Proposed Revisions to OMB Circular A-76
Published by the Government Accountability Office on 2003-01-16.

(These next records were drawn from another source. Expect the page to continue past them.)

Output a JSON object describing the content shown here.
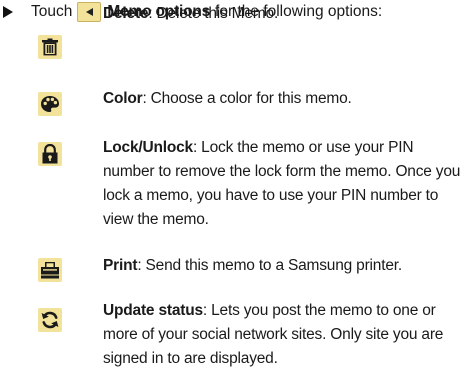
{
  "intro": {
    "prefix": "Touch",
    "button_label": "Memo options",
    "suffix": "for the following options:"
  },
  "options": [
    {
      "icon": "trash-icon",
      "title": "Delete",
      "desc": ": Delete this Memo."
    },
    {
      "icon": "palette-icon",
      "title": "Color",
      "desc": ": Choose a color for this memo."
    },
    {
      "icon": "lock-icon",
      "title": "Lock/Unlock",
      "desc": ": Lock the memo or use your PIN number to remove the lock form the memo. Once you lock a memo, you have to use your PIN number to view the memo."
    },
    {
      "icon": "printer-icon",
      "title": "Print",
      "desc": ": Send this memo to a Samsung printer."
    },
    {
      "icon": "refresh-icon",
      "title": "Update status",
      "desc": ": Lets you post the memo to one or more of your social network sites. Only site you are signed in to are displayed."
    }
  ],
  "colors": {
    "icon_bg": "#f3e29a",
    "icon_fg": "#1a1a1a",
    "text": "#1a1a1a"
  }
}
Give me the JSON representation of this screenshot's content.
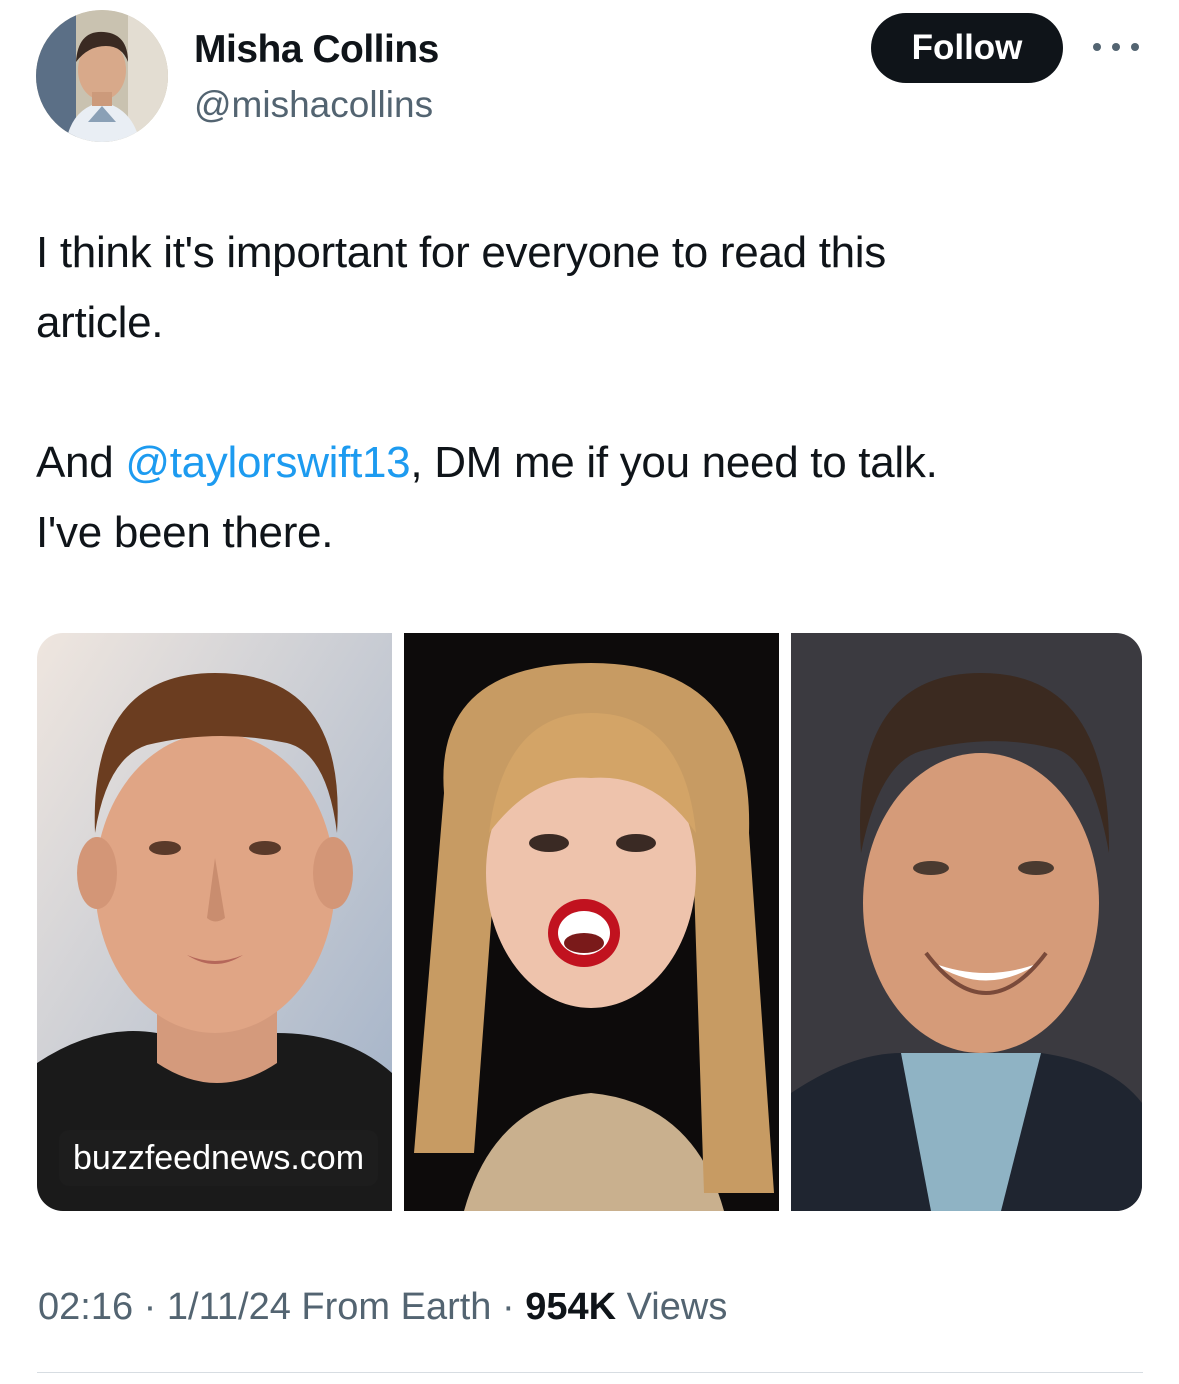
{
  "author": {
    "name": "Misha Collins",
    "handle": "@mishacollins",
    "avatar_icon": "profile-photo"
  },
  "actions": {
    "follow_label": "Follow",
    "more_icon": "ellipsis-icon"
  },
  "tweet": {
    "line1": "I think it's important for everyone to read this",
    "line2": "article.",
    "line3_prefix": "And ",
    "mention": "@taylorswift13",
    "line3_suffix": ", DM me if you need to talk.",
    "line4": "I've been there."
  },
  "media": {
    "source": "buzzfeednews.com",
    "images": [
      "man-portrait-photo",
      "woman-performer-photo",
      "smiling-man-photo"
    ]
  },
  "meta": {
    "time": "02:16",
    "sep1": " · ",
    "date": "1/11/24",
    "location": " From Earth",
    "sep2": " · ",
    "views_count": "954K",
    "views_label": " Views"
  },
  "colors": {
    "link": "#1d9bf0",
    "text": "#0f1419",
    "secondary": "#536471",
    "button": "#0f1419"
  }
}
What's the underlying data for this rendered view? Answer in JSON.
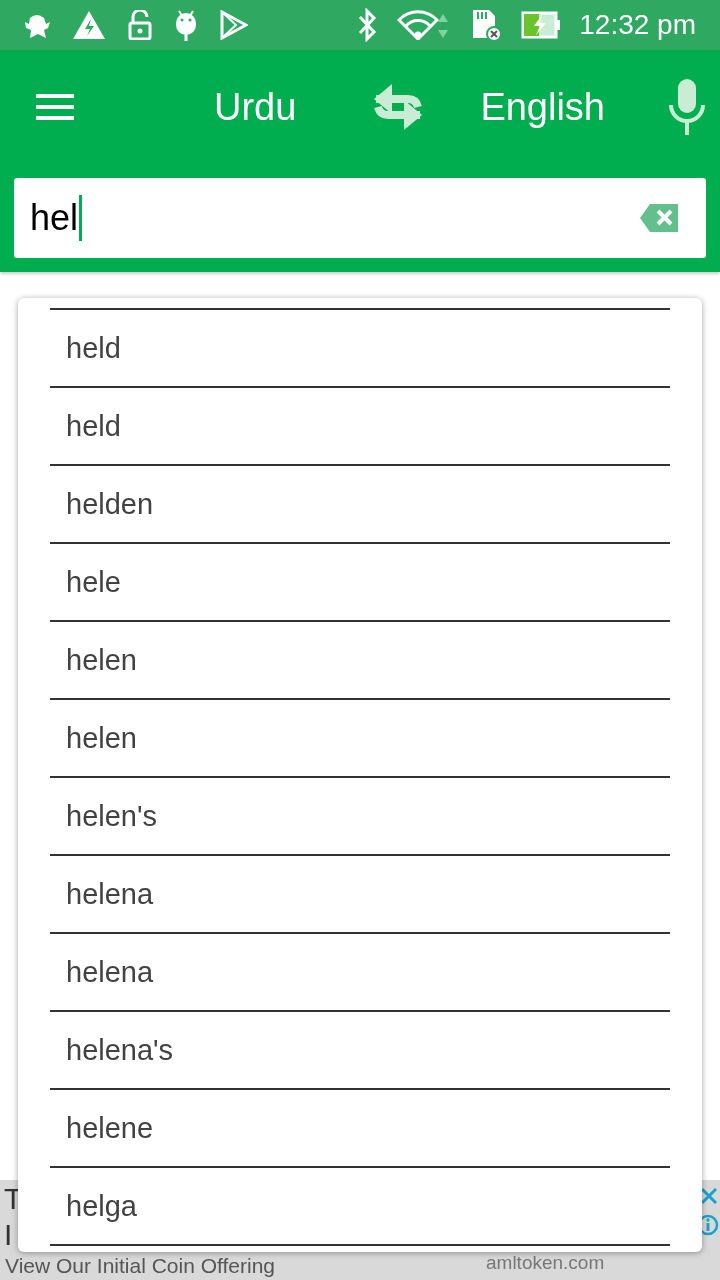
{
  "status_bar": {
    "time": "12:32 pm"
  },
  "app_bar": {
    "source_language": "Urdu",
    "target_language": "English"
  },
  "search": {
    "value": "hel"
  },
  "suggestions": [
    "held",
    "held",
    "helden",
    "hele",
    "helen",
    "helen",
    "helen's",
    "helena",
    "helena",
    "helena's",
    "helene",
    "helga"
  ],
  "ad": {
    "headline_lines": [
      "T",
      "I"
    ],
    "text": "View Our Initial Coin Offering",
    "domain": "amltoken.com"
  }
}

Below is a raw (and likely hideous) rendition of the original report. (PDF)